Because strangles is classified as a risk-based disease, Dr. Hankins recommends vaccinating your horse against this costly disease if:

  • Your horse travels or is frequently exposed to unfamiliar horses at shows or in a boarding barn
  • Your horse is traveling to a location where strangles is a persistent problem
  • Your horse is exposed to high pasture stocking densities (two or more horses per acre)
  • Your horse is susceptible due to lack of prior vaccination or natural exposure

If your horse meets any of these risk criteria, vaccination with Pinnacle I.N. is recommended. Speak with your veterinarian about your horse’s disease risk and the benefits of vaccination.

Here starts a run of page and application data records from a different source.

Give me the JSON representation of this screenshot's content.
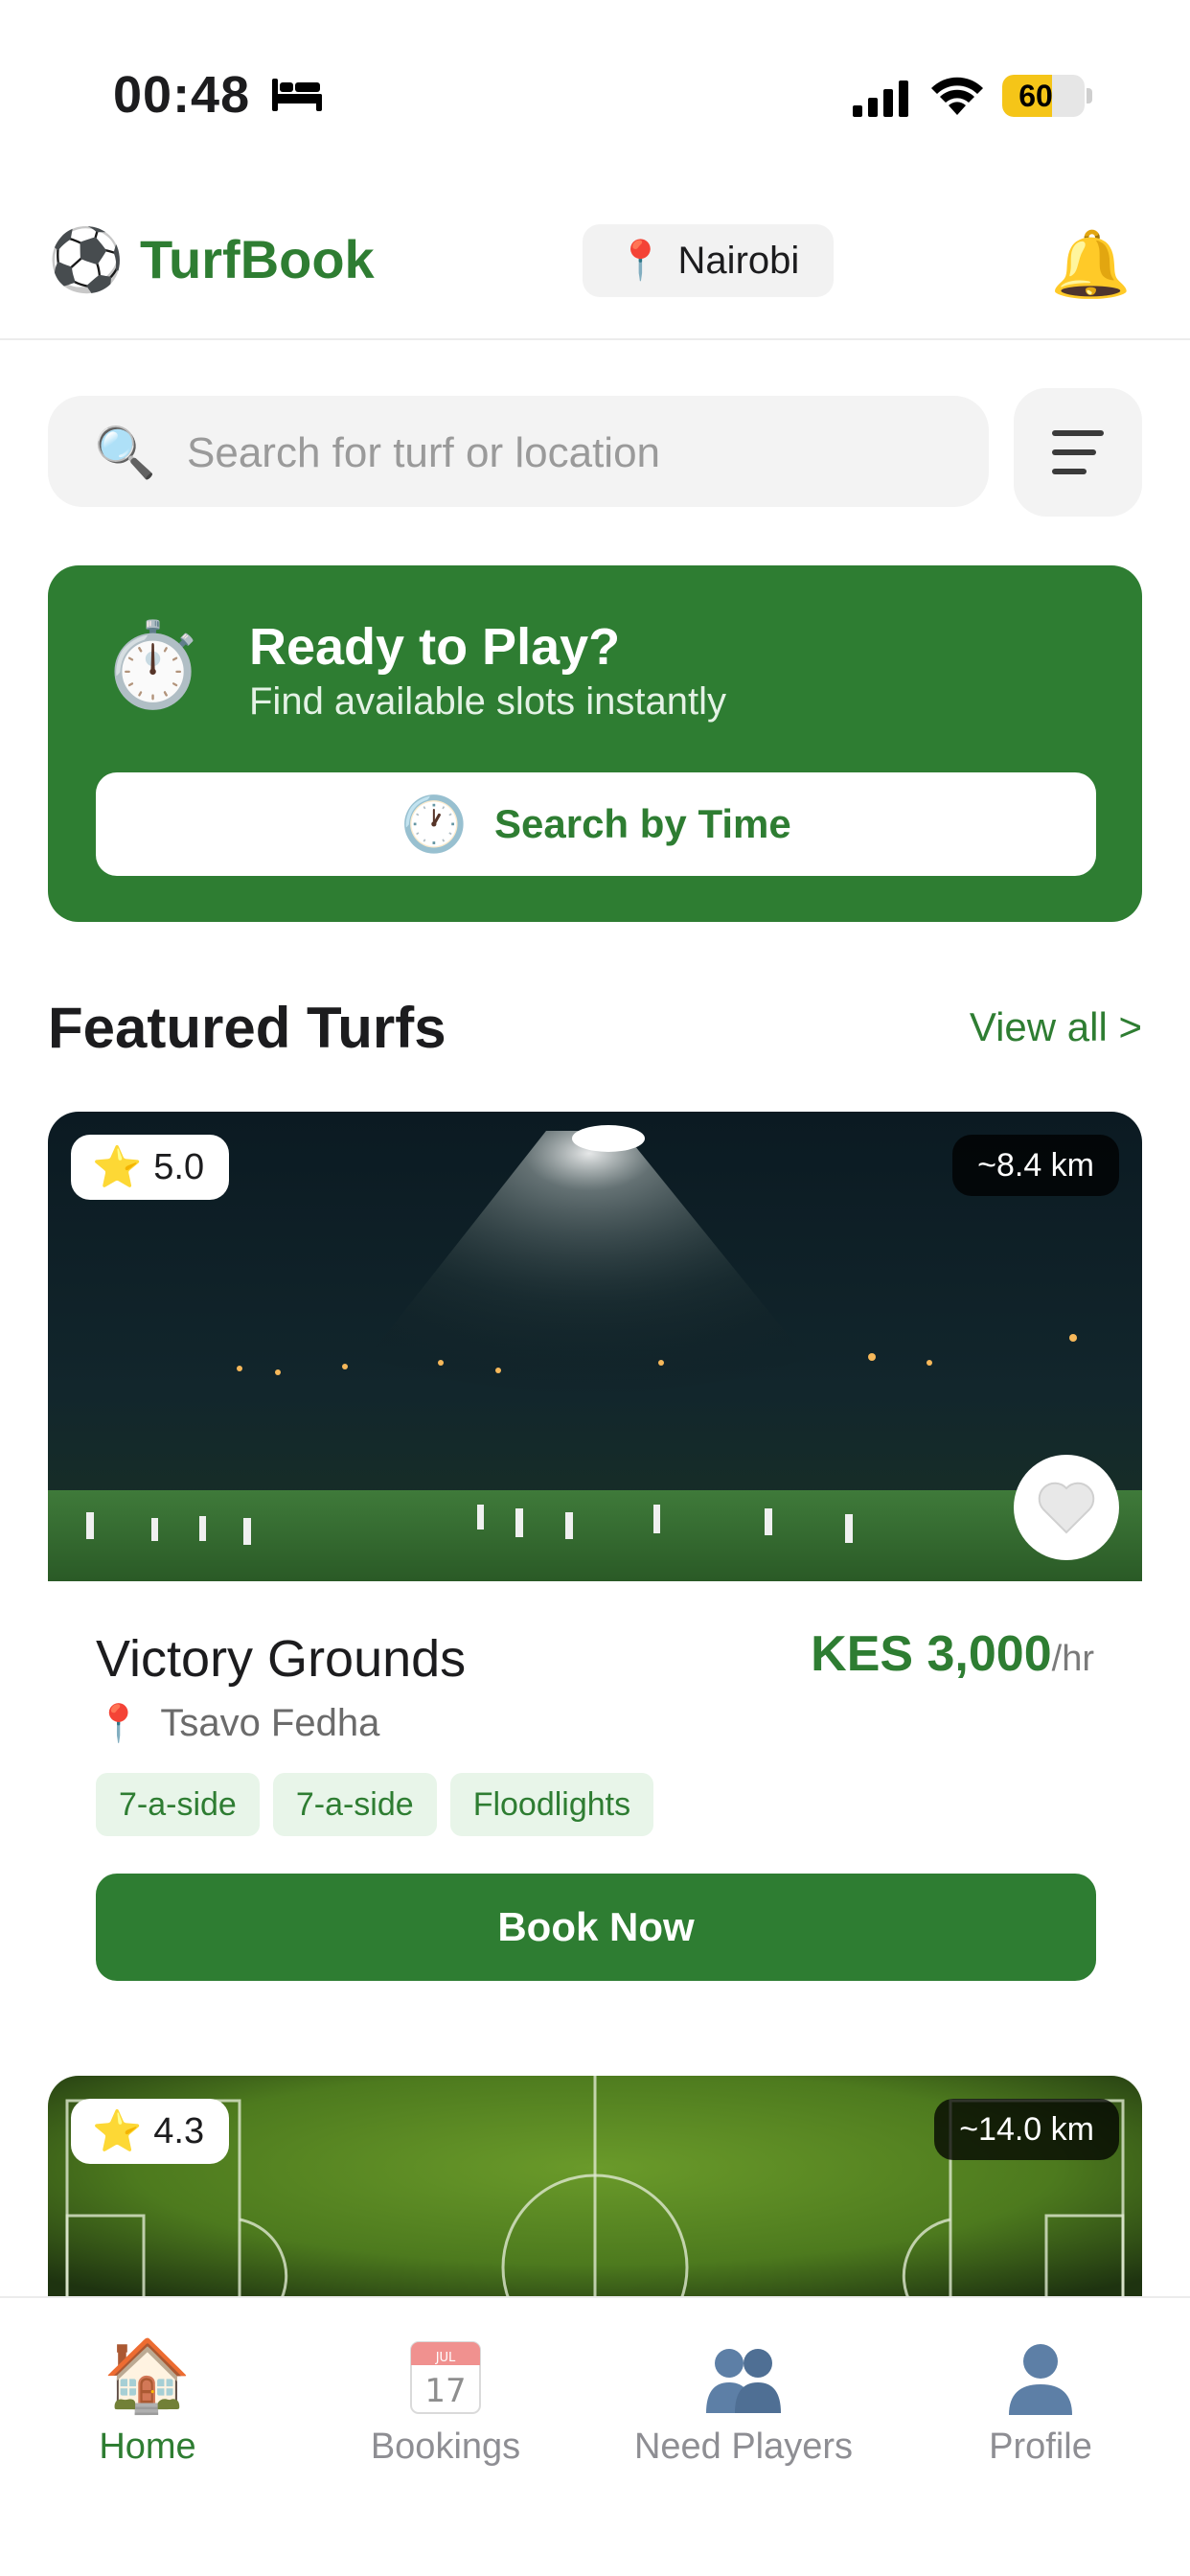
{
  "status_bar": {
    "time": "00:48",
    "battery": "60",
    "battery_level": 0.6
  },
  "header": {
    "app_name": "TurfBook",
    "location": "Nairobi"
  },
  "search": {
    "placeholder": "Search for turf or location"
  },
  "promo": {
    "title": "Ready to Play?",
    "subtitle": "Find available slots instantly",
    "button_label": "Search by Time"
  },
  "featured": {
    "title": "Featured Turfs",
    "view_all": "View all >"
  },
  "turfs": [
    {
      "rating": "5.0",
      "distance": "~8.4 km",
      "name": "Victory Grounds",
      "price": "KES 3,000",
      "price_unit": "/hr",
      "location": "Tsavo Fedha",
      "tags": [
        "7-a-side",
        "7-a-side",
        "Floodlights"
      ],
      "book_label": "Book Now"
    },
    {
      "rating": "4.3",
      "distance": "~14.0 km"
    }
  ],
  "tabs": [
    {
      "label": "Home",
      "icon": "house-icon",
      "active": true
    },
    {
      "label": "Bookings",
      "icon": "calendar-icon",
      "active": false
    },
    {
      "label": "Need Players",
      "icon": "users-icon",
      "active": false
    },
    {
      "label": "Profile",
      "icon": "user-icon",
      "active": false
    }
  ],
  "calendar_icon": {
    "month": "JUL",
    "day": "17"
  },
  "colors": {
    "brand_green": "#2e7d32",
    "tag_bg": "#e8f5e9",
    "battery_yellow": "#f5c518"
  }
}
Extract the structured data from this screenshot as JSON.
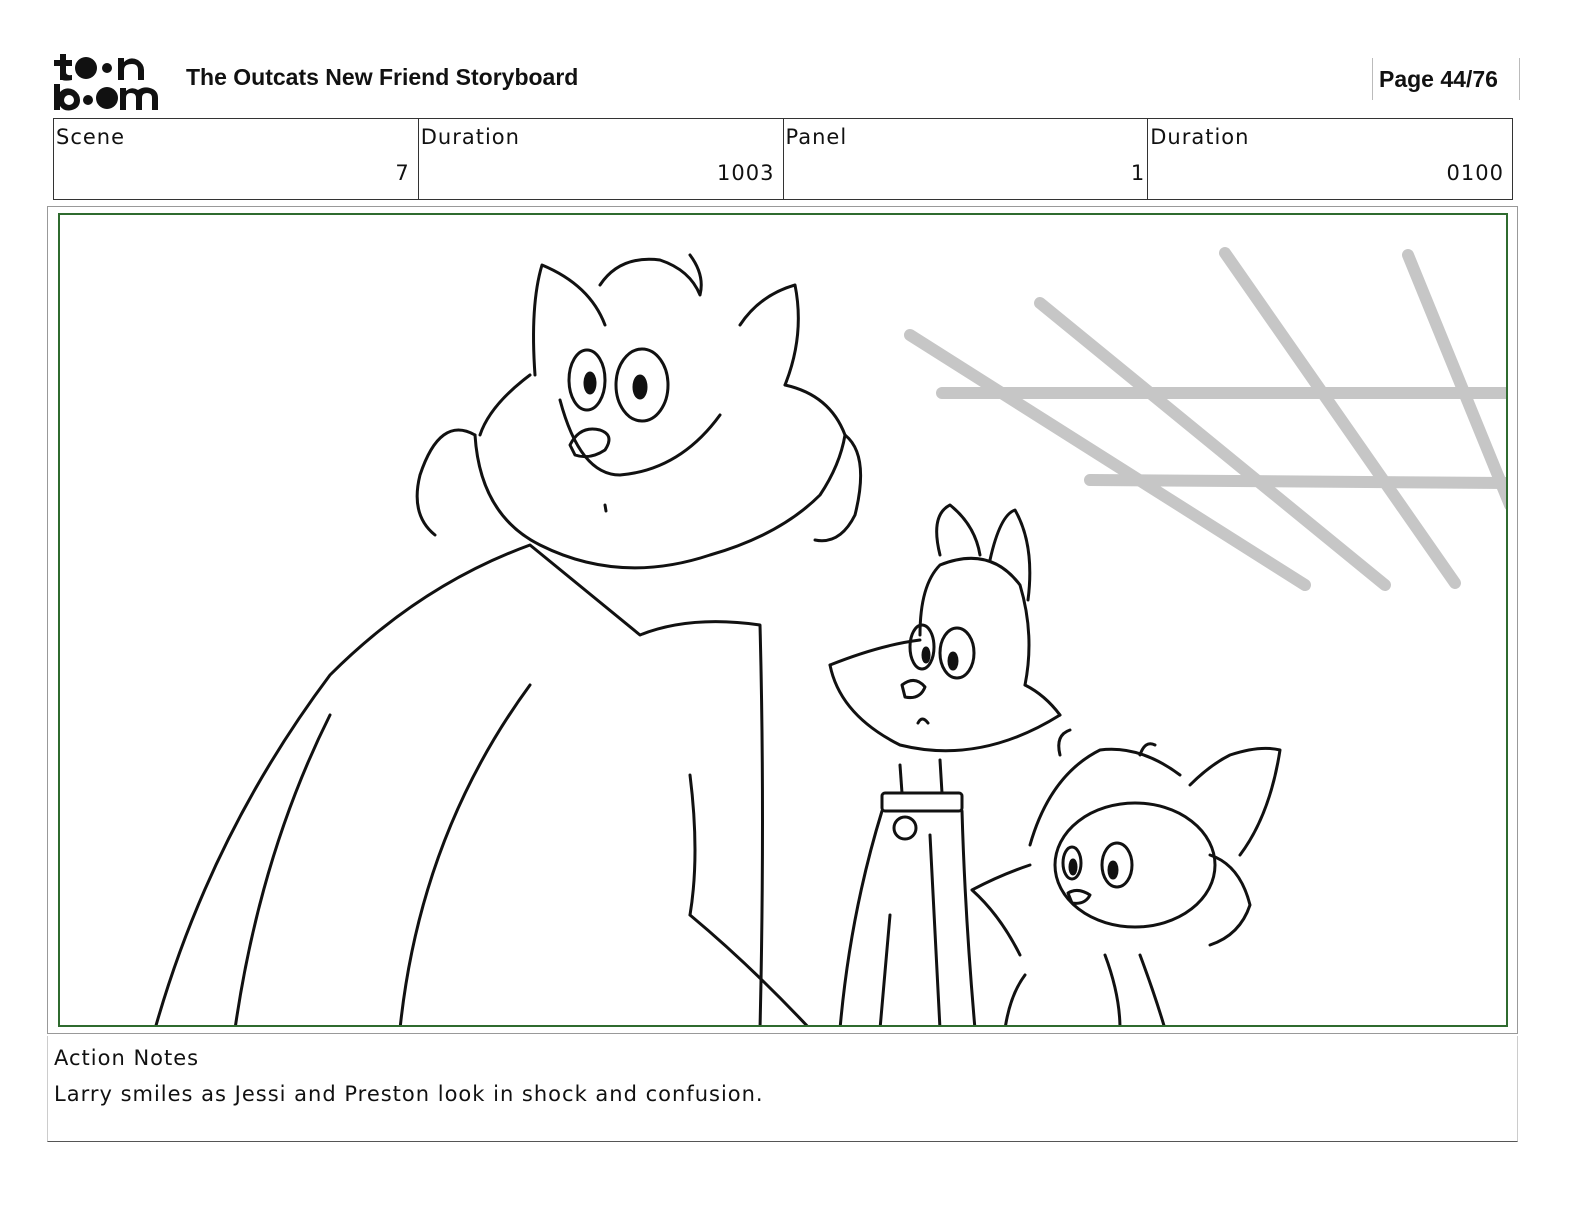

About Zoetis
Zoetis is the leading animal health company, dedicated to supporting its customers and their businesses. Building on more than 60 years of experience in animal health, Zoetis discovers, develops, manufactures and markets veterinary vaccines and medicines, complemented by diagnostic products, genetic tests, biodevices and a range of services. Zoetis serves veterinarians, livestock producers and people who raise and care for farm and companion animals with sales of its products in more than 100 countries. In 2016, the company generated annual revenue of $4.9 billion with approximately 9,000 employees. For more information, visit

1 American Association of Equine Practitioners. Strangles (Streptococcus equi). 2008. Accessed August 7, 2017.

2 Sweeney CR, Timoney JF, Newton, JR, Hines MT. Streptococcus equi infections in horses: Guidelines for treatment, control, and prevention of strangles. J Vet Intern Med. 2005;19:123-134.

About the Author

Flossie Sellers

As an animal lover since childhood, Flossie was delighted when Mark, the CEO and developer of EquiMed asked her to join his team of contributors.

She enrolled in My Horse University at Michigan State and completed a number of courses in everything related to horse health, nutrition, diseases and conditions, medications, hoof and dental care, barn safety, and first aid.

Staying  up-to-date on the latest developments in horse care and equine health is now a habit, and she enjoys sharing a wealth of information with horse owners everywhere..